Although there’s more snow than there was a month ago, the Sierra snowpack remains at levels well below the average.

On Thursday, managers for California’s Department of Water Resources found little snowpack when they conducted this winter’s second manual snow survey at Phillips Station, east of Sacramento.

Measurements showed that the snow water equivalent at Phillips Station is just  2.6 inches–14% of the average for this date. Snow water equivalent is the amount of water contained within the snowpack, or, in other words, the depth of water that would result should the entire snowpack melt.

Statewide snowpack measurements are only slightly higher: electronic snow sensors across the Sierra Nevada show that snowpack levels are only at 27% of what is normal for February 1st, a level rather close to the 25% recorded in 2015 at this date, a year when California saw the worst snowpack on record.

“It’s not nearly where we’d like to be,” said Frank Gehrke, Chief of the California Cooperative Snow Surveys Program, in a video posted by the Department of Water Resources.

Snowpack Cool Davis
Left, Courtney Obergbell, General Forecaster for the National Weather Service, assists Frank Gehrke, Chief of the California Cooperative Snow Surveys Program with the second snow survey of the 2018 snow season at Phillips Station in the Sierra Nevada Mountains. (Dale Kolke/California Department of Water Resources).

So, why is snowpack important?

Most of California’s precipitation falls during the winter, accumulating as snow at high elevations in the Sierra Nevadas and Southern Cascades. From April to July, as temperatures warm, this snow melts and runs off, feeding rivers and streams in California.

Normally, snowpack provides one-third of California’s water supply. The snowpack affects Davis’ water supply, since the City of Davis now relies on surface water from the Sacramento River as its primary source of water.
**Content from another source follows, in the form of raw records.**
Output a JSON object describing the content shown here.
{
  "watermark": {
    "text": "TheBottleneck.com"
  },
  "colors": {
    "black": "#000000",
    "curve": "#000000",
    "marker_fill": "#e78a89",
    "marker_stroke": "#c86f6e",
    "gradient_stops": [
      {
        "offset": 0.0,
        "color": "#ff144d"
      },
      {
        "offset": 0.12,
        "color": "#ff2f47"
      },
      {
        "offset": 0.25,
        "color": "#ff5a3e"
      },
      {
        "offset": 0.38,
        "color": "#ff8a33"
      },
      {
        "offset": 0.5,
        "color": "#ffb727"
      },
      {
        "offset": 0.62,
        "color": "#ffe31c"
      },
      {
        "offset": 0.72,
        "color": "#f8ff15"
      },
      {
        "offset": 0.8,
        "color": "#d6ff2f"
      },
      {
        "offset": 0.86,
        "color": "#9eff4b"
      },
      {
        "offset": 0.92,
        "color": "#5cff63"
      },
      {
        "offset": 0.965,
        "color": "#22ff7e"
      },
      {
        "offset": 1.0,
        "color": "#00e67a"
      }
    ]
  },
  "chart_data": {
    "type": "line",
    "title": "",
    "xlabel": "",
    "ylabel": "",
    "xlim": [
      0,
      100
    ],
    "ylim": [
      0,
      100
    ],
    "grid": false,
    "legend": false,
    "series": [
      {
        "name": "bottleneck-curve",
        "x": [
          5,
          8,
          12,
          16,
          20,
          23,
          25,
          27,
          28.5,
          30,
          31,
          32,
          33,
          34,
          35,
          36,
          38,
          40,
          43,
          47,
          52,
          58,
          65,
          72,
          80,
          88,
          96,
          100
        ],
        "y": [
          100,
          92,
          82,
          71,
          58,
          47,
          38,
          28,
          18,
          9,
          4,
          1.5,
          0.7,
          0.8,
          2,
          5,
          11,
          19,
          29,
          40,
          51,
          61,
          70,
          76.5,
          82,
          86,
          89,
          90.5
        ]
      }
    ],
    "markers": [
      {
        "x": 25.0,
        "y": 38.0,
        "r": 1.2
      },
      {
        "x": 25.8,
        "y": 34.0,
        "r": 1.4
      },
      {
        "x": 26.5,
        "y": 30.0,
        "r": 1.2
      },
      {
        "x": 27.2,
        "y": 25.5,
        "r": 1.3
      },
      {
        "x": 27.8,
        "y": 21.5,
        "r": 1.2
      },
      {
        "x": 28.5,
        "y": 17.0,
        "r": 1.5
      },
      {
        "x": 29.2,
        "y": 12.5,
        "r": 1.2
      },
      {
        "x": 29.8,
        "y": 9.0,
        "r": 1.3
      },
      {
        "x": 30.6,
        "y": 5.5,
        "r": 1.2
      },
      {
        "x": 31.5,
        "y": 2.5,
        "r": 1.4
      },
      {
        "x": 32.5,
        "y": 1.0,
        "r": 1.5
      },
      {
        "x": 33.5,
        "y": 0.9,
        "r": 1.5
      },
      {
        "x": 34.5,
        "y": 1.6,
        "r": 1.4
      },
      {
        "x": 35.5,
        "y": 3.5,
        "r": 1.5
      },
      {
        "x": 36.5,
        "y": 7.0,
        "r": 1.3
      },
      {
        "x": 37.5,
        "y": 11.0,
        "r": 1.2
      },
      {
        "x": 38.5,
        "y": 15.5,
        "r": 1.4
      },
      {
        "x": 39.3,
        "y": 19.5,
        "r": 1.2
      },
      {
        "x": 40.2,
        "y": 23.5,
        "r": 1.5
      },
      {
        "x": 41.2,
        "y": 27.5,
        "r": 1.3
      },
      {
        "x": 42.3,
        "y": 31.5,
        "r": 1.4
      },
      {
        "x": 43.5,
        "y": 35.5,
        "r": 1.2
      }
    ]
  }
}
Previously, the city relied solely on groundwater.

The water that feeds into the Sacramento River ultimately comes from a mixture of tributary streams, fed by rainfall and snowmelt, and springs, so water stored by the snowpack is an important source of Davis’ water supply.

How does this year’s snowpack compare to previous years?

This year’s warm, dry winter provides quite the contrast to last year, when the snowpack was much higher than average. On February 1st, 2017, the snowpack was 174% of the historic average for that date.

Snowpack Cool Davis
Satellite imagery showing the extent of the snowpack on January 27, 2017 (left) versus January 28, 2018 (right). Photo credit: NASA Worldview.

During California’s recent historic drought, however, the story was quite different. 2015 saw the lowest snowpack level for the Sierras since monitoring began in 1950: On April 1st, 2015, snow water equivalent in the Sierra snowpack was only 5% of the historic average.

And the snowpack wasn’t just the lowest it’s been since 1950. Using tree ring data, scientists found that the 2015 snowpack was the worst it had been in 500 years.

So it’s concerning that current snowpack levels–27% of average–are so close to the 25% seen in 2015 at this time.

According to the U.S. Drought Monitor, currently 73% of California is abnormally dry, including the 43% of the state that is in a moderate drought. This means that over 24 million California residents are currently living in drought areas.

Although “it’s worth being concerned” about the snowpack, said Doug Carlson, a spokesperson for the Department of Water Resources, “it’s too soon to be alarmed about what we see.”

The good news: California’s reservoirs

Though the snowpack is well below average, Doug Carlson points out that California’s reservoirs are full of water, thanks to last year’s historically wet winter.

As of a January estimate by the Department of Water Resources, 154 reservoirs are filled to above their historic averages. Total storage in these reservoirs is estimated to be at 106% of the average for this time of year, which can act as a buffer if drought does occur.

What changes are predicted for snowpack in the future?

Scientists expect that rising temperatures due to climate change will drastically reduce snowpack levels in the future.

In addition to less snow falling, rising temperatures will cause the snowpack to melt earlier, leading to a longer dry season and less water for Californians to use in the summer.

As for this year, only time will tell if California will experience another drought. The Department of Water Resources tends not to speculate, since “California’s weather is so variable,” as Doug Carlson explained.

As Frank Gehrke pointed out, “There’s still a lot of the winter left. Anything can happen as we move on through the rest of the season.”